Lets say we want to drive the robot end-effector in constant velocity along a rounded rectangular path to mimic a glue dispensing application. The Jacobian can be used to find the angular velocities required in order to maintain the end-effector velocity constant. The referenced robot is Adapt S350 SCARA, but only 2 degrees of freedom are used. The simulation can be done in MATLAB using the robotics toolbox as follows.

Scara3

MATLAB code

%clc
%clear all;

a1= 12.5;
a2 =25.5;
theta1 = pi/4;
theta2 = pi/8;
d3 =2;

%Initial position
ini_x = -9;
ini_y = 20;
ini_z = 0;
ini_q = [0.399    2.100 0];
% Time between two points in seconds
t = 0.05;

% Number of points along the path
pts = 485;

% Time segments for plotting graphs
tGraph  = 0:0.05:t*pts;

%Defining the robot
L1 = Link([theta1 0 a1 0 0]);
L2 = Link([theta2 0 a2 pi 0]);
L3 = Link([0 d3 0 0 1]);
L = SerialLink([L1 L2 L3]);
L.name = 'SCARA';

%Initializing Matrices for linear and angular velocity storage
linearVs = zeros(pts,3);
angularVs = zeros(pts,3);
SCARADrawn_XYZp = zeros(pts,3);

figure(1);

%Initial Pose
T = transl(ini_x, ini_y, ini_z);
qs = L.ikine(T, [0.399    2.100 0], [1 1 1 0 0 0])
plot(L ,qs,'workspace', [-pi pi -pi pi -5 5])
qs = qs';

for i = 1:pts
%Calculating the Jacobian for the current coordinate
T = transl(contour(i,1),contour(i,2),0);
qs = L.ikine(T, qs, [1 1 1 0 0 0]);
J = jacob0(L, qs);

Jxyz = J(1:3,:);

%Calculating the required angular velocities
qd = inv(Jxyz)*  [contour(i,3) contour(i,4) 0 ]';
angularVs(i,:) = qd';

xd = Jxyz*qd;
linearVs(i,:)=xd;

% Angular displacement
qs =  qs' + qd*t;

figure(1);

% Plot the robot
plot(L ,qs','workspace', [-pi pi -pi pi -5 5])
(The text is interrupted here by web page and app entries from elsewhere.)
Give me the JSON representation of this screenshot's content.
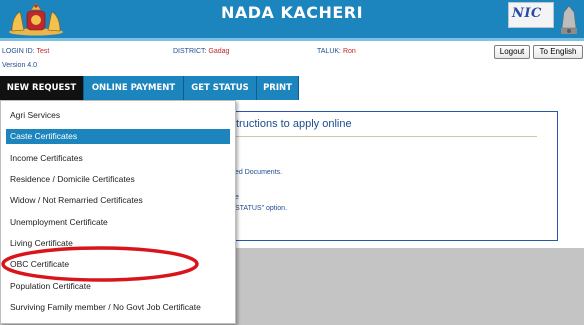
{
  "header": {
    "title": "NADA KACHERI",
    "right_logo_text": "NIC",
    "brand_color": "#1d85bd"
  },
  "info": {
    "login_label": "LOGIN ID:",
    "login_value": "Test",
    "district_label": "DISTRICT:",
    "district_value": "Gadag",
    "taluk_label": "TALUK:",
    "taluk_value": "Ron",
    "version": "Version 4.0"
  },
  "buttons": {
    "logout": "Logout",
    "english": "To English"
  },
  "nav": {
    "items": [
      {
        "label": "NEW REQUEST"
      },
      {
        "label": "ONLINE PAYMENT"
      },
      {
        "label": "GET STATUS"
      },
      {
        "label": "PRINT"
      }
    ]
  },
  "dropdown": {
    "items": [
      {
        "label": "Agri Services"
      },
      {
        "label": "Caste Certificates"
      },
      {
        "label": "Income Certificates"
      },
      {
        "label": "Residence / Domicile Certificates"
      },
      {
        "label": "Widow / Not Remarried Certificates"
      },
      {
        "label": "Unemployment Certificate"
      },
      {
        "label": "Living Certificate"
      },
      {
        "label": "OBC Certificate"
      },
      {
        "label": "Population Certificate"
      },
      {
        "label": "Surviving Family member / No Govt Job Certificate"
      }
    ],
    "highlight_color": "#1d85bd"
  },
  "panel": {
    "title_fragment": "tructions to apply online",
    "text1": "ed Documents.",
    "text2": "e",
    "text3": " STATUS\" option."
  },
  "annotation": {
    "ellipse_color": "#d9141b"
  }
}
% XY Plot
Tfkine = L.fkine(qs');
p = transl(Tfkine);
figure(2);
hold on;
plot(p(1), p(2))
SCARADrawn_XYZp(i,:) = p';

end

The contour matrix has 4 columns for position x, position y, velocity x, velocity y and the number of rows equals to the number points along the path. The time between two points is set to 0.05s. By defining the matrix contour as desired, the required angular velocities for the joints can be found.